[Data]

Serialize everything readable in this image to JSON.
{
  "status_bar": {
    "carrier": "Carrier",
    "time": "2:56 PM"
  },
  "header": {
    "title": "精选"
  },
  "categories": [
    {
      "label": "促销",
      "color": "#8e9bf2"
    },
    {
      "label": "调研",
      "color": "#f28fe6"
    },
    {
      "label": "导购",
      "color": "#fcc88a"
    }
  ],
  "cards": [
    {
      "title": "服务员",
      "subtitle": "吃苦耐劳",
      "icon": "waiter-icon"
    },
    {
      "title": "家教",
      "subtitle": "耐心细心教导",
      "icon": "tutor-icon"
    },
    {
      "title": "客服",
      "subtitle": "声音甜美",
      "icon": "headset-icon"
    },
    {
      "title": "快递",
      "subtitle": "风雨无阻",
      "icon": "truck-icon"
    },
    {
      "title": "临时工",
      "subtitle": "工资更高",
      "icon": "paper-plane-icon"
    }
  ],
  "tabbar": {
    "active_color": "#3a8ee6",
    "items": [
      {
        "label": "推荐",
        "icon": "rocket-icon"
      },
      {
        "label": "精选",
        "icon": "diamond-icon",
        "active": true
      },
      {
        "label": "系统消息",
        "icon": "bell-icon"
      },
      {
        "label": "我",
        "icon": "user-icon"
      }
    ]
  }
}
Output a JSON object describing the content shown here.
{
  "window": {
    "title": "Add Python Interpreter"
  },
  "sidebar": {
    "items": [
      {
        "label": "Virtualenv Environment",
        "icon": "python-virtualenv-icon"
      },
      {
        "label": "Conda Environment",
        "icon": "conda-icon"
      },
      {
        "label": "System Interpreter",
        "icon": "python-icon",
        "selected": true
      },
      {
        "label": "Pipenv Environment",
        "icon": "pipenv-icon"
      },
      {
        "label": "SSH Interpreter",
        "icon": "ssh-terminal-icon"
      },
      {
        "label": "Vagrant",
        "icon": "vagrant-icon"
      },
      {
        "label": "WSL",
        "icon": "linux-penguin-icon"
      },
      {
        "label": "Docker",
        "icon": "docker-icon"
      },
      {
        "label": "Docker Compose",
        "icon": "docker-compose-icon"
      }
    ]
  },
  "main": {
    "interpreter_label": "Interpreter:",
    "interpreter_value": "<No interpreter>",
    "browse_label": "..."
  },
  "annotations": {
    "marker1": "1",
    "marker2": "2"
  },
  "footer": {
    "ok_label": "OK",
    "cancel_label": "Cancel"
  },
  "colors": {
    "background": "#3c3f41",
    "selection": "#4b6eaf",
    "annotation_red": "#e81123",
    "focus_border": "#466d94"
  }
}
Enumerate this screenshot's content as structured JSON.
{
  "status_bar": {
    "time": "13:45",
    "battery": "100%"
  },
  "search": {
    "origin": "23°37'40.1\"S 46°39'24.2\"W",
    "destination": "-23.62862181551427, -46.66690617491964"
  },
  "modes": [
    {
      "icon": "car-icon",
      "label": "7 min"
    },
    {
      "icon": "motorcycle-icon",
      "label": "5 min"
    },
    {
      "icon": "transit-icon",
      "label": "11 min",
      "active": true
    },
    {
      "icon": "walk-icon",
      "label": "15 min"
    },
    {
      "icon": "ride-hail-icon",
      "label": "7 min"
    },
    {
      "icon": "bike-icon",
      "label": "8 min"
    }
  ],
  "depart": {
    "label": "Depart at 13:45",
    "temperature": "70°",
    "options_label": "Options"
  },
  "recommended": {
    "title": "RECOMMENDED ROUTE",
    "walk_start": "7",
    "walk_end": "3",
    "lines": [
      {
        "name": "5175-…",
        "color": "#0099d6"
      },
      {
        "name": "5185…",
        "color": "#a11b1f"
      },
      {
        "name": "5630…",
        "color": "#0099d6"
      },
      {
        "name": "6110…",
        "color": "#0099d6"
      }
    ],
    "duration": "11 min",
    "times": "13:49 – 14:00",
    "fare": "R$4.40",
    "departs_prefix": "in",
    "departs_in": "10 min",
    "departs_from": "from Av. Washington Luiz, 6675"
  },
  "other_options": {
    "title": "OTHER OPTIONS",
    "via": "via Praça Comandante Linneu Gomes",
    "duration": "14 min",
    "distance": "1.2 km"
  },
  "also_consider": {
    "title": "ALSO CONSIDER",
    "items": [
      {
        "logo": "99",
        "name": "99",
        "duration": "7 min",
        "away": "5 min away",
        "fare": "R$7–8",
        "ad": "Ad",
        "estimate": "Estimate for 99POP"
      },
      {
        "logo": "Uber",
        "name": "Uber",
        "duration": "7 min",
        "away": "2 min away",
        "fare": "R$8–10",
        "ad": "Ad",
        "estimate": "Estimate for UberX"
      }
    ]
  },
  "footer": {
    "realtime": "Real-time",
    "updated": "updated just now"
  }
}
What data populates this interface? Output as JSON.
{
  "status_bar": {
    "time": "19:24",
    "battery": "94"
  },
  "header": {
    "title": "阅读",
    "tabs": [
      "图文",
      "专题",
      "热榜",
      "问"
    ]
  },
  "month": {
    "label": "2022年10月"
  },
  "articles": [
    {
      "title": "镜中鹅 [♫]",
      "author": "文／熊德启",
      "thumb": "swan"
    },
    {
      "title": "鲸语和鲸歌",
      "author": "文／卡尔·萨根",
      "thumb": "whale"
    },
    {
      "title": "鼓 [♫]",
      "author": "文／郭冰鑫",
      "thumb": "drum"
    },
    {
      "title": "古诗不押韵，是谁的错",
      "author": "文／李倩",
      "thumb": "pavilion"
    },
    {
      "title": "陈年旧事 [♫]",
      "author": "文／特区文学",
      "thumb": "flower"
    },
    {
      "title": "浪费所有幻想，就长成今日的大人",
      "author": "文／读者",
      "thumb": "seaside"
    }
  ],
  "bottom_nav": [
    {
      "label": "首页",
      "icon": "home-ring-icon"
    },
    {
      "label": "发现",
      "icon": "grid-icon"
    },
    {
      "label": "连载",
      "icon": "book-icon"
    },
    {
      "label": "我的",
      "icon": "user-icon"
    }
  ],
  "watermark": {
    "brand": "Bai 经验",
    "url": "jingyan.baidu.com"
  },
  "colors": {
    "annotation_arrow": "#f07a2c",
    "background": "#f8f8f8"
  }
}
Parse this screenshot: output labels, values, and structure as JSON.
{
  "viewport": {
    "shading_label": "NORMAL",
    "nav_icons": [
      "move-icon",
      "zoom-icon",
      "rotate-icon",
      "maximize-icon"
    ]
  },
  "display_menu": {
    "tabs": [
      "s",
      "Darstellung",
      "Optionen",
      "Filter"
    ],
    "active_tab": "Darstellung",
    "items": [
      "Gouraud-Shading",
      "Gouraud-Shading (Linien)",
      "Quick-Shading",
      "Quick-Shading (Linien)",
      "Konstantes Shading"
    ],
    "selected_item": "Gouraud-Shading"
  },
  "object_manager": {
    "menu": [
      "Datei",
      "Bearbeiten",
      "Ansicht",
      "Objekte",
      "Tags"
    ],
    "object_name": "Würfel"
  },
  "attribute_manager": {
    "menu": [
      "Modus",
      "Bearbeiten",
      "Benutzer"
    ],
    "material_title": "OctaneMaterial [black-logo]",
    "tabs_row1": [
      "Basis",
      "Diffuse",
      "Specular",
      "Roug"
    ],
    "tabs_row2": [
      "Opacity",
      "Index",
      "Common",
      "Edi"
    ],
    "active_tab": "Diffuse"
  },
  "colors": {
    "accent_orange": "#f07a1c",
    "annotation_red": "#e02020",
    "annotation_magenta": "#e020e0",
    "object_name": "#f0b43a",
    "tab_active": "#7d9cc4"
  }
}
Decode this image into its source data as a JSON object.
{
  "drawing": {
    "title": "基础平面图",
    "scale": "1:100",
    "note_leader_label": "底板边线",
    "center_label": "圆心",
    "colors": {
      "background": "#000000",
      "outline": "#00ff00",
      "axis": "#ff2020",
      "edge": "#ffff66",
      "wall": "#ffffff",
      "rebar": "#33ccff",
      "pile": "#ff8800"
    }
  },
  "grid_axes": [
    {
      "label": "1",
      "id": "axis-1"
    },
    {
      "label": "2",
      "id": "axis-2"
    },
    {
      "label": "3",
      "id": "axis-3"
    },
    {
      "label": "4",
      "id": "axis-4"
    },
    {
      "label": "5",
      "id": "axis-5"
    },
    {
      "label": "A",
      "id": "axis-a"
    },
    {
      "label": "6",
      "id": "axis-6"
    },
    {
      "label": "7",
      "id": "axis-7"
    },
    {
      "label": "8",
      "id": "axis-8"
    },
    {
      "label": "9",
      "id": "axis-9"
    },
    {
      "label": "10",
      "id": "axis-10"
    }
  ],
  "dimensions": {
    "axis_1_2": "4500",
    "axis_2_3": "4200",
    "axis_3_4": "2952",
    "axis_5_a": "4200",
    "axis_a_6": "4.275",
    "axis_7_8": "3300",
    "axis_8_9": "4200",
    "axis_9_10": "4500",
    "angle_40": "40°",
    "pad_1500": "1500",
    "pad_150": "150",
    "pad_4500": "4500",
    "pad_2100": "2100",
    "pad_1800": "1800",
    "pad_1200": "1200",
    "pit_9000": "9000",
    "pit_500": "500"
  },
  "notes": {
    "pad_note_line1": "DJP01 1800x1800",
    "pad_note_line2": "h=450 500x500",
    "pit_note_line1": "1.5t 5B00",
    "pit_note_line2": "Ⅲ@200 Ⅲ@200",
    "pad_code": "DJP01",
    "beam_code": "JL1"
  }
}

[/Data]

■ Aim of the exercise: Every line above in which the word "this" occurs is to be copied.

■ Answer box:
Serialize everything readable in this image to JSON.
Enumerate this screenshot's content as structured JSON.
What data populates this interface? Output as JSON.
Parse this screenshot: output labels, values, and structure as JSON.
Decode this image into its source data as a JSON object.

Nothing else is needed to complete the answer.